It’s a record of heartbreaking pathos, but at least one such story had a happy ending: “One woman, Sarah Bender, came back eight years later clutching her half of an embroidered heart and was reunited with her son.”
My last example, at the other extreme, is Hunter’s discussion of Judy Chicago’s “The Dinner Party. I knew a bit about this famous art installation, but only vaguely, and not enough to understand that needlework played a big part in its concept and execution. My ignorance is no doubt partly because, as Hunter’s commentary explains, much of the significance of Chicago’s designs got lost in the (mostly male) critical fixation on the dinner plates, which are all I knew any details about. “The history of art,” Hunter acerbically notes,
is awash with graphic and stylised representations of male genitalia. But when Judy Chicago put vaginas on her plates the critics and curators of the art world were aghast. She had stepped across an invisible threshold of gendered taste, its male gatekeepers appalled that such a normal feature of women’s physicality should feature within an artwork dedicated to women’s lives.
But the plates were just part of the overall work, which included “large fabric runners to each place setting which referenced–symbolically and pictorially–each woman’s chronological place in history and provided greater insight to their narratives”:
A wide variety of needlework techniques was embraced. This was no tokenistic application of sewing to enhance the Dinner Party’s visual effects. Each runner was thoroughly researched, carefully considered and exquisitely executed: stitchers translating Chicago’s graphic designs to texture and colour through myriad sewing techniques, painstakingly finding ways to overcome technical challenges. It took two years to complete the runner for Hatshepsut (1503-1482 BCE), the female Egyptian pharaoh of the XXVIII dynasty, made from the finest linen and embroidered with hieroglyphic characters in praise of her reign.
Hatshepsut is also the subject of one of my longtime favorite historical novels, Pauline Gedge’s Child of the Morning, and this was one of many moments when the intrinsic interest of Hunter’s book was enhanced by ways it connected to longstanding interests of my own. In fact, my favorite chapter in my Ph.D. dissertation, which in an expanded form became my first book, was about real and metaphorical needlework in books by 19th-century women historians. It was prompted by my noticing how often needlework came up in works like the Strickland sisters’ Lives of the Queens of England as well as in reviews of them, and by discovering Elizabeth Stone’s 1840 book The Art of Needlework:

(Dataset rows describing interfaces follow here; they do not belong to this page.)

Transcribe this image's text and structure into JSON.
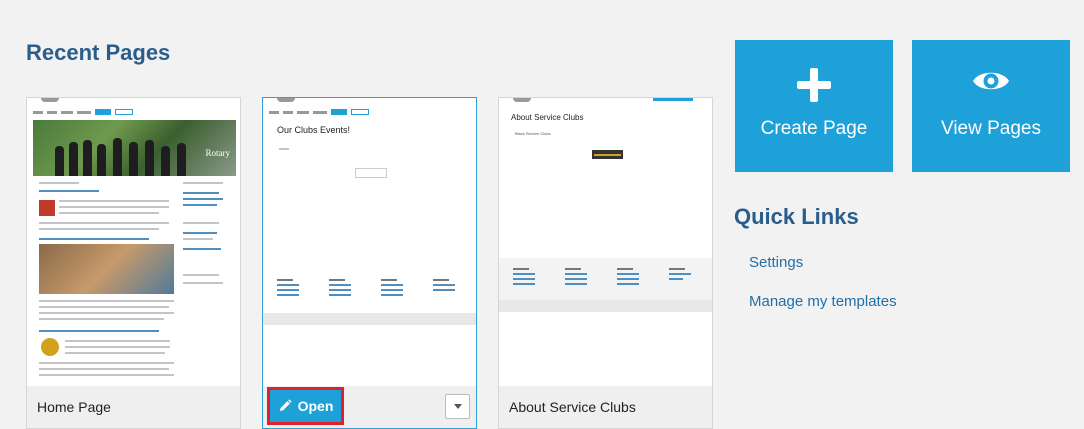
{
  "recent": {
    "title": "Recent Pages",
    "cards": [
      {
        "label": "Home Page",
        "hero_text": "Rotary"
      },
      {
        "label": "",
        "heading": "Our Clubs Events!"
      },
      {
        "label": "About Service Clubs",
        "heading": "About Service Clubs",
        "sub": "Black Service Clubs"
      }
    ],
    "open_label": "Open"
  },
  "tiles": {
    "create_label": "Create Page",
    "view_label": "View Pages"
  },
  "quick_links": {
    "title": "Quick Links",
    "items": [
      "Settings",
      "Manage my templates"
    ]
  },
  "colors": {
    "accent": "#1ea0d8",
    "heading": "#2a5d8c",
    "link": "#1f6fa8",
    "highlight": "#e0202b"
  },
  "icons": {
    "create": "plus-icon",
    "view": "eye-icon",
    "open": "pencil-icon",
    "dropdown": "chevron-down-icon"
  }
}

As Stone moves needlework from the margins to the mainstream of history, the figure of embroidery that for the male critics captured the combination of triviality and femininity characteristic of the new historiography becomes a symbol of true historical significance . . . Stone’s written account of needlework across cultures and through the ages accomplishes many of the same ends needlework itself furthered, particularly establishing or invoking a community of women whose common interests and skills unite them despite their many differences–urging a gender bond that transcends class barriers, historical distance, and ethnic variation. . . .
Hers is not a story of progress but of kinship, and her shifts from topic to topic, her accumulation of like examples and related incidents, reproduces in her pages the fellowship between women across the ages and across geographical and cultural divides fostered by the art of needlework and celebrated in her book.
Hunter does not mention Stone’s book (or mine, for that matter, though that’s hardly surprising!) but my description of The Art of Needlework fits Threads of Life almost as well. It is the kind of book that evokes both very specific appreciation of the art and craft it describes and a deep and far-reaching sense of community — both created with just needle and thread.